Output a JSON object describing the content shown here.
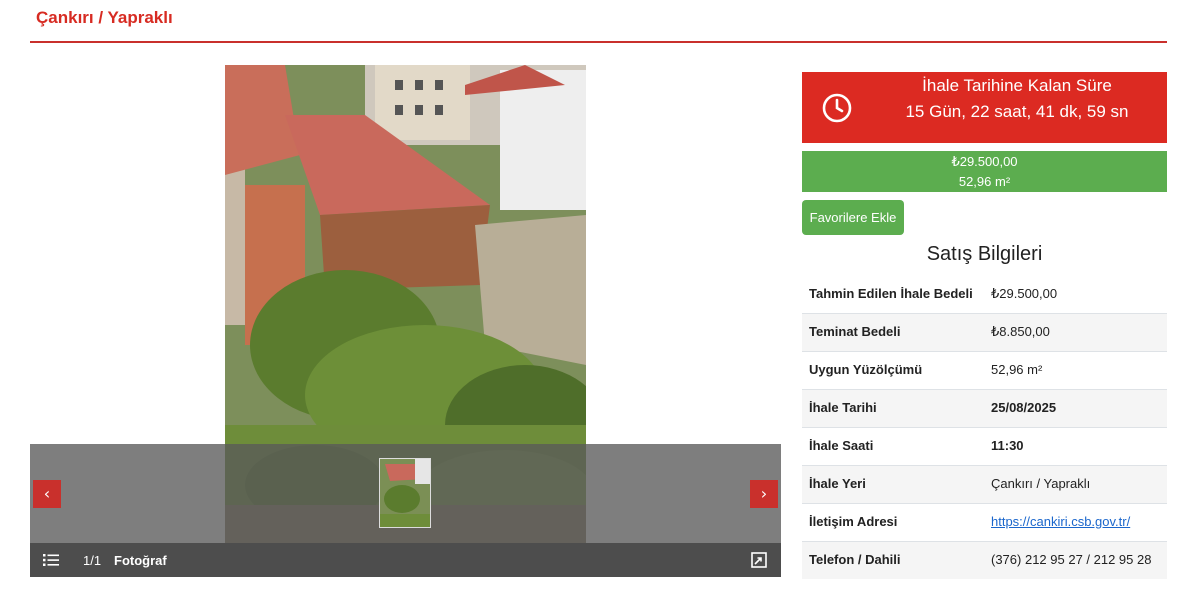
{
  "header": {
    "title": "Çankırı / Yapraklı"
  },
  "gallery": {
    "counter": "1/1",
    "caption": "Fotoğraf",
    "prev_label": "‹",
    "next_label": "›"
  },
  "countdown": {
    "title": "İhale Tarihine Kalan Süre",
    "value": "15 Gün, 22 saat, 41 dk, 59 sn",
    "color": "#dc2a22"
  },
  "price": {
    "amount": "₺29.500,00",
    "area": "52,96 m²",
    "color": "#5cad4f"
  },
  "favorite_button": {
    "label": "Favorilere Ekle"
  },
  "sale_info": {
    "title": "Satış Bilgileri",
    "rows": [
      {
        "key": "Tahmin Edilen İhale Bedeli",
        "value": "₺29.500,00"
      },
      {
        "key": "Teminat Bedeli",
        "value": "₺8.850,00"
      },
      {
        "key": "Uygun Yüzölçümü",
        "value": "52,96 m²"
      },
      {
        "key": "İhale Tarihi",
        "value": "25/08/2025"
      },
      {
        "key": "İhale Saati",
        "value": "11:30"
      },
      {
        "key": "İhale Yeri",
        "value": "Çankırı / Yapraklı"
      },
      {
        "key": "İletişim Adresi",
        "value": "https://cankiri.csb.gov.tr/"
      },
      {
        "key": "Telefon / Dahili",
        "value": "(376) 212 95 27 / 212 95 28"
      }
    ]
  },
  "icons": [
    "clock-icon",
    "list-icon",
    "expand-icon",
    "chevron-left-icon",
    "chevron-right-icon"
  ]
}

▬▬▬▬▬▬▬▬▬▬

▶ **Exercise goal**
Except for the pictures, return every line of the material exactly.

▶ **Task response**
Output a JSON object describing the content shown here.
{
  "header": {
    "title": "Çankırı / Yapraklı"
  },
  "gallery": {
    "counter": "1/1",
    "caption": "Fotoğraf",
    "prev_label": "‹",
    "next_label": "›"
  },
  "countdown": {
    "title": "İhale Tarihine Kalan Süre",
    "value": "15 Gün, 22 saat, 41 dk, 59 sn",
    "color": "#dc2a22"
  },
  "price": {
    "amount": "₺29.500,00",
    "area": "52,96 m²",
    "color": "#5cad4f"
  },
  "favorite_button": {
    "label": "Favorilere Ekle"
  },
  "sale_info": {
    "title": "Satış Bilgileri",
    "rows": [
      {
        "key": "Tahmin Edilen İhale Bedeli",
        "value": "₺29.500,00"
      },
      {
        "key": "Teminat Bedeli",
        "value": "₺8.850,00"
      },
      {
        "key": "Uygun Yüzölçümü",
        "value": "52,96 m²"
      },
      {
        "key": "İhale Tarihi",
        "value": "25/08/2025"
      },
      {
        "key": "İhale Saati",
        "value": "11:30"
      },
      {
        "key": "İhale Yeri",
        "value": "Çankırı / Yapraklı"
      },
      {
        "key": "İletişim Adresi",
        "value": "https://cankiri.csb.gov.tr/"
      },
      {
        "key": "Telefon / Dahili",
        "value": "(376) 212 95 27 / 212 95 28"
      }
    ]
  },
  "icons": [
    "clock-icon",
    "list-icon",
    "expand-icon",
    "chevron-left-icon",
    "chevron-right-icon"
  ]
}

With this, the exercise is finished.